Lottery is a game in which numbers are drawn at random to determine the winners of prizes. In some cases, a large prize is awarded to a single winner while in others, the prize money is shared among a number of winners. Lotteries are a common form of gambling and can be a good way to win money. However, they should be played responsibly.
Many states regulate the lottery and have a separate division to administer it. These departments select and train lottery retailers, distribute promotional materials and provide customer service to ticket buyers. They also establish the rules and regulations that govern the lottery and ensure that all state laws are followed. They also oversee the distribution of winning tickets and the payment of high-tier prizes.
The word lottery comes from the Middle Dutch word Loterie, which means “action of drawing lots.” It has a long history in Europe and the United States and is one of the oldest forms of public entertainment. It has been used for hundreds of years to raise money for public works and private enterprises. In colonial America, lotteries helped finance roads, churches, colleges, canals and more.
In order to hold a lottery, there must be some mechanism for recording the identities of bettors and their stakes. Traditionally, this was done by writing the names and numbers on slips of paper that were then deposited with the lottery organizer for future shuffling and selection. Currently, most lotteries have electronic record keeping systems that can record bettor names, numbers and other data. This data is then analyzed by computers and the results are announced.
Some people try to improve their odds by using a variety of strategies. These strategies may not improve their chances of winning by much, but they can be fun to experiment with. It’s worth noting, though, that the odds of winning the lottery are still quite low.
There are other messages that lottery marketers rely on, including the idea that buying a ticket is a civic duty. This is often accompanied by the assertion that the money raised by lotteries helps fund things like education and law enforcement. While there is some truth to this, it’s important to remember that lottery revenue is relatively small compared to overall state budgets.

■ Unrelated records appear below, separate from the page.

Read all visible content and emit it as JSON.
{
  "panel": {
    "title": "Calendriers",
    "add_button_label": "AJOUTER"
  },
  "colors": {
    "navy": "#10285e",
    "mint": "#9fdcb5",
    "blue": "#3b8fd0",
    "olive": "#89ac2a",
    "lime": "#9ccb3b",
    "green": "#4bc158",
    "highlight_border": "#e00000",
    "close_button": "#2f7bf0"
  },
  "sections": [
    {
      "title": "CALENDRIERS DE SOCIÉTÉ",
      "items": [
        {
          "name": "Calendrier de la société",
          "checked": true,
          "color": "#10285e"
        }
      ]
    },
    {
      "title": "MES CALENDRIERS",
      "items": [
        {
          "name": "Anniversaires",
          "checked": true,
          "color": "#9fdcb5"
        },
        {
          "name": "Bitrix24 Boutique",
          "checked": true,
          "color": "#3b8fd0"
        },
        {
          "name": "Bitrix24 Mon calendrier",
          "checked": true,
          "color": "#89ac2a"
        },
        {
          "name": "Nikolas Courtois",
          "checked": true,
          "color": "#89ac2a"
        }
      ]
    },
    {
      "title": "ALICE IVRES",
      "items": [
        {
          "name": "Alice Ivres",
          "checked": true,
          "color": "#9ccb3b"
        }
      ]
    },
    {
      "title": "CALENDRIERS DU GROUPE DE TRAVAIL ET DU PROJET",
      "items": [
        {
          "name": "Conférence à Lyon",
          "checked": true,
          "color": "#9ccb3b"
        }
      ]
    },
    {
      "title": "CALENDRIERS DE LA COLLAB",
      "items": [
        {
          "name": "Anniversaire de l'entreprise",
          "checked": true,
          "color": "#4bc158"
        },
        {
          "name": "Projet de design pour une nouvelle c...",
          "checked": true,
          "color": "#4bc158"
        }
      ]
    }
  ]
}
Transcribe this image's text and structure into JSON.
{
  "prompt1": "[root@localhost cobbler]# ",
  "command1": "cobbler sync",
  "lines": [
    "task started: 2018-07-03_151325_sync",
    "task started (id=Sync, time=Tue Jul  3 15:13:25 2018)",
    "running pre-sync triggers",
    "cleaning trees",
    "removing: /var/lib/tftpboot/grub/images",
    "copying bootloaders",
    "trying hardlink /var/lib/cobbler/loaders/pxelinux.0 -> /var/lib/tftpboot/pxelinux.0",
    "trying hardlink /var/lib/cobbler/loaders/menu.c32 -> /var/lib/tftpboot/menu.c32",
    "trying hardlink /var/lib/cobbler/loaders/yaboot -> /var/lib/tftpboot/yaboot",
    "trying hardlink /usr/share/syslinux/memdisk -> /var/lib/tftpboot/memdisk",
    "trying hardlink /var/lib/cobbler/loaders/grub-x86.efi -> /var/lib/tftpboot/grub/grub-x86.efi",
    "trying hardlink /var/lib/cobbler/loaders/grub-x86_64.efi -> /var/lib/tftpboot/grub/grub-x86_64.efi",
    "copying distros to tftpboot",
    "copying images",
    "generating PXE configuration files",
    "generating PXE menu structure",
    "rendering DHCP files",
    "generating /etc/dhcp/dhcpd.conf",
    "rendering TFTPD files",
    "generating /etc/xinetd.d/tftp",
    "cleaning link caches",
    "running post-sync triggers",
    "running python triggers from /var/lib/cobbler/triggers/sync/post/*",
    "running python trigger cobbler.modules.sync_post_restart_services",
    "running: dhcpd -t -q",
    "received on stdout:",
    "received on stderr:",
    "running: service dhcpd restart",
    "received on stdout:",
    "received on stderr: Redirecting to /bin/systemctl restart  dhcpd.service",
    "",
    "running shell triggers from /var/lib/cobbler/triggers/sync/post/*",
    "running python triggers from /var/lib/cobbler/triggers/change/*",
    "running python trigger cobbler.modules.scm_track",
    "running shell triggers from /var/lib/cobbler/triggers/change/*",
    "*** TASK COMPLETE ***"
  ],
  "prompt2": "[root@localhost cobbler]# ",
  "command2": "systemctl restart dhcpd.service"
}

There are other issues with the lottery that should be considered. For one, it can promote unhealthy gambling habits. Some people become addicted to gambling and have a difficult time quitting. This is especially true for those with poor financial situations and those who are not familiar with the risks of gambling. It is also worth mentioning that the majority of lottery revenue goes to marketing and advertising. This is particularly true for state-run lotteries that are heavily advertised on billboards and other media outlets. Lastly, the lottery can be misleading in its portrayal of the size of its jackpots. This can lead to unrealistic expectations for lottery players, which in turn can result in more gambling problems.